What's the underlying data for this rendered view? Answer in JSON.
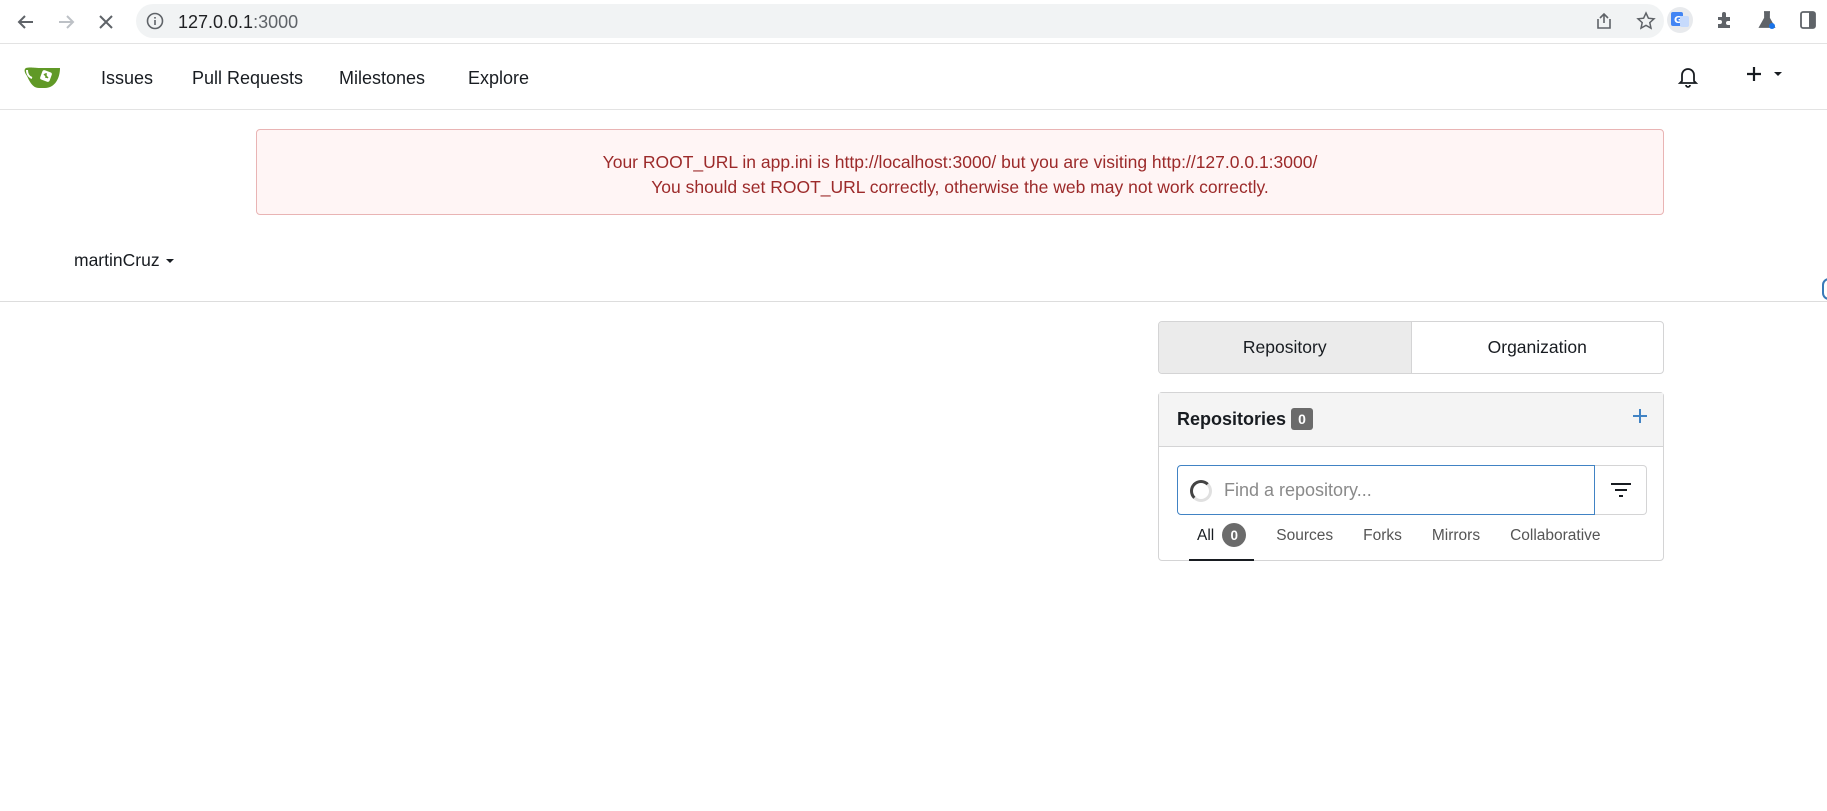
{
  "browser": {
    "url_host": "127.0.0.1",
    "url_port": ":3000",
    "loading": true
  },
  "navbar": {
    "links": [
      "Issues",
      "Pull Requests",
      "Milestones",
      "Explore"
    ]
  },
  "alert": {
    "line1": "Your ROOT_URL in app.ini is http://localhost:3000/ but you are visiting http://127.0.0.1:3000/",
    "line2": "You should set ROOT_URL correctly, otherwise the web may not work correctly."
  },
  "context_user": {
    "name": "martinCruz"
  },
  "panel": {
    "tabs": [
      "Repository",
      "Organization"
    ],
    "active_tab": "Repository",
    "repositories": {
      "title": "Repositories",
      "count": "0",
      "search_placeholder": "Find a repository...",
      "sub_tabs": [
        {
          "label": "All",
          "count": "0"
        },
        {
          "label": "Sources"
        },
        {
          "label": "Forks"
        },
        {
          "label": "Mirrors"
        },
        {
          "label": "Collaborative"
        }
      ]
    }
  },
  "colors": {
    "alert_bg": "#fff5f5",
    "alert_text": "#9c2a2a",
    "link_blue": "#4183c4",
    "logo_green": "#609926"
  }
}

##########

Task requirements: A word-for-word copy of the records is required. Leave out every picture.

Task solution:
What's the underlying data for this rendered view? Answer in JSON.
{
  "browser": {
    "url_host": "127.0.0.1",
    "url_port": ":3000",
    "loading": true
  },
  "navbar": {
    "links": [
      "Issues",
      "Pull Requests",
      "Milestones",
      "Explore"
    ]
  },
  "alert": {
    "line1": "Your ROOT_URL in app.ini is http://localhost:3000/ but you are visiting http://127.0.0.1:3000/",
    "line2": "You should set ROOT_URL correctly, otherwise the web may not work correctly."
  },
  "context_user": {
    "name": "martinCruz"
  },
  "panel": {
    "tabs": [
      "Repository",
      "Organization"
    ],
    "active_tab": "Repository",
    "repositories": {
      "title": "Repositories",
      "count": "0",
      "search_placeholder": "Find a repository...",
      "sub_tabs": [
        {
          "label": "All",
          "count": "0"
        },
        {
          "label": "Sources"
        },
        {
          "label": "Forks"
        },
        {
          "label": "Mirrors"
        },
        {
          "label": "Collaborative"
        }
      ]
    }
  },
  "colors": {
    "alert_bg": "#fff5f5",
    "alert_text": "#9c2a2a",
    "link_blue": "#4183c4",
    "logo_green": "#609926"
  }
}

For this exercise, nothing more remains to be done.